Being capable: The things I DO
November 27, 2012
We’ve had a really busy week around here. Shopping for Christmas, crafting, renovating the bathroom, working on some changes for Dayhome Registry (I’m pretty excited about them, and I think you will be too), sewing ripped clothes, making meals, dealing with illness. Yup, that’s enough. With all this going on, I’ve been thinking about all the “things” I do, and why I’m glad that I know how to do them.
I started thinking about this a while back while listening to the radio, and one of the hosts was talking about taking her kids mending to her mom’s house because she didn’t know how to sew. Then yesterday, while I was building a wall and having my kids help me, I got thinking about how important I feel it is to know how to do these things! Most of these things I have learned through trial and error, and at the elbow of my VERY capable mother. I hope to pass on these life skills to my kids as well.

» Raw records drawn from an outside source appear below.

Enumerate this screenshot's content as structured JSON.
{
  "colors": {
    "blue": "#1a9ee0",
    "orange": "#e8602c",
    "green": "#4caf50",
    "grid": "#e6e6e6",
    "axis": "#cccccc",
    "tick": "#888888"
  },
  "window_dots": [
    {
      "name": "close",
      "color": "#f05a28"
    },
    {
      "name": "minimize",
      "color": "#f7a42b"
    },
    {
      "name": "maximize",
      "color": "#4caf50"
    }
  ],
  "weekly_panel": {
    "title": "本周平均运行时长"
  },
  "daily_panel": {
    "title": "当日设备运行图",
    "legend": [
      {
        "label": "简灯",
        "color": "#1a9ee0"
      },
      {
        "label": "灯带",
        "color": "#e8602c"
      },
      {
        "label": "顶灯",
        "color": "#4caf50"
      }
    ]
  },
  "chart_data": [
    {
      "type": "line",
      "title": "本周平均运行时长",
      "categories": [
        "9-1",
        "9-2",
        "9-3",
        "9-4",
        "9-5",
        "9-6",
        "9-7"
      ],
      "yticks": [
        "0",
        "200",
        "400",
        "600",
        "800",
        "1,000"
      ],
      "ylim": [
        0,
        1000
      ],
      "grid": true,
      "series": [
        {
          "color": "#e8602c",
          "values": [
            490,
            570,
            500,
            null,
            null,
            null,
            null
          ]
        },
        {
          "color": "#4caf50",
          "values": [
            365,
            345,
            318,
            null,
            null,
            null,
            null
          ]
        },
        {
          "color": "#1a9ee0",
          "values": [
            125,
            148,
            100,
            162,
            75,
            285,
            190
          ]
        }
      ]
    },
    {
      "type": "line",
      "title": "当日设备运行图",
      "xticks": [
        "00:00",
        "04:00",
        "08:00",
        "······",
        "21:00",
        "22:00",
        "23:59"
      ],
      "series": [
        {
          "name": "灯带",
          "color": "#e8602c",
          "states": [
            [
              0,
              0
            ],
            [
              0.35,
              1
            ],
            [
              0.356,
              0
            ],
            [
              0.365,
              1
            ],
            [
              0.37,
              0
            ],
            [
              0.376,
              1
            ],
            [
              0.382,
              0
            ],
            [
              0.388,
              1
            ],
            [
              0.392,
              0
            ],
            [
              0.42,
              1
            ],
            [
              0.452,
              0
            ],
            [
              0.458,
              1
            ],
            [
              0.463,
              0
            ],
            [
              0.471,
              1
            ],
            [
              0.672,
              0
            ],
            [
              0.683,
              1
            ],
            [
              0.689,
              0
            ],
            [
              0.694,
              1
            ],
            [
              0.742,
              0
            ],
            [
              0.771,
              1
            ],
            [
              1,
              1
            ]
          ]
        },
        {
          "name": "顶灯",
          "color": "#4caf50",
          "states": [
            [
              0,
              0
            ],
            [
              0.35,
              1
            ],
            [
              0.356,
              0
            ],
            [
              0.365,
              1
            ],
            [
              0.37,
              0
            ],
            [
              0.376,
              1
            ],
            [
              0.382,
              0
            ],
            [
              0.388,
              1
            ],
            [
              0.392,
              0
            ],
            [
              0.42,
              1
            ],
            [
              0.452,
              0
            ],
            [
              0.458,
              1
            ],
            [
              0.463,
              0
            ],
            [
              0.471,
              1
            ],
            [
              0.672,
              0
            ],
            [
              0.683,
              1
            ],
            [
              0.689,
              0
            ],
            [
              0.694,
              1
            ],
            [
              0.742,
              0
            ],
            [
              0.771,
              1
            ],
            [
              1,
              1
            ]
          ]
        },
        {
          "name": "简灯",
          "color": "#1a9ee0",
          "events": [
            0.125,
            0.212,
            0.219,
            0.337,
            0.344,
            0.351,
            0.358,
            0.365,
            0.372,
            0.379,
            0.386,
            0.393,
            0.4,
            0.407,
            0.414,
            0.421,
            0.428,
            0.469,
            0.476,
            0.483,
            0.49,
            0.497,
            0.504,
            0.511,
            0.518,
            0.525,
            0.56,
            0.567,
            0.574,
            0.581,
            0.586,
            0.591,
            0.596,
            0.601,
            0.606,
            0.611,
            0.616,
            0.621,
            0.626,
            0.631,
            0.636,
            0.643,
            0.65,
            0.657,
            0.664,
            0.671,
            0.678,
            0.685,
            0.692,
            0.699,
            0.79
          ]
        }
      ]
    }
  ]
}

Satisfaction: Firstly, and foremost, I get a great deal of satisfaction from having created something with my hands. As a teacher, you rarely get a completed anything – learning is always a work in progress. But with these skills, there is a finished product. I enjoy knowing that from a few pieces of fabric and some thread, I can make something to clothe myself or my kids. I look at the nighty I made my daughter with pride whenever I see her wear it, and she loves that I made it for her specifically. Accomplishment and pride in your work is an important thing to acknowledge. Too often we brush off credit for work we have done. When you have built it with your bare hands, no one else can take that credit.
Perseverance: This stuff isn’t easy, nor does it always work out well the first time. Sometimes you have to try again, accept that you might screw up, and be ok with that. My DS is a perfectionist, and can be really hard on himself when he doesn’t get it right the first time. I make a concerted effort to show him when I make mistakes and how I choose to deal positively with that. The wall we just built yesterday was attempt #2 – the first time it ended up being 2 inches too big (better too big than too little thankfully!).
Appreciation: Learning how to sew, build, cook, paint, etc. sure makes you appreciate the experts. In our society, we sometimes believe that people in manual labour jobs are there because they couldn’t cut it in the business world. HAH!! Never in my life have I appreciated the intelligence, problem solving, and artistry of manual labour than when I am trying to do one of these jobs. Mudding and taping drywall seams for example. I try my best, I follow all the instructions, I sand until my hair is grey and my lungs full of dust, but I can NEVER seem to get it smooth enough. Then you watch someone who really knows what they are doing – it truly is an art, and I so appreciate that art when it is applied in my home!
So what does this mean for you as a parent, or a dayhome owner? Enjoy the satisfaction of a job well done: kids out the door on time, or having the kids gobble down the dinner you made them. Remember to persevere through the tough days or moments. Appreciate those beautiful children and the amazing moments they provide you, as well as the other adults in their lives who help shape them. So now, I have to go persevere through repairing a ripped coat cuff, and remind my DD to appreciate her mother who fixed it; then I really will have satisfaction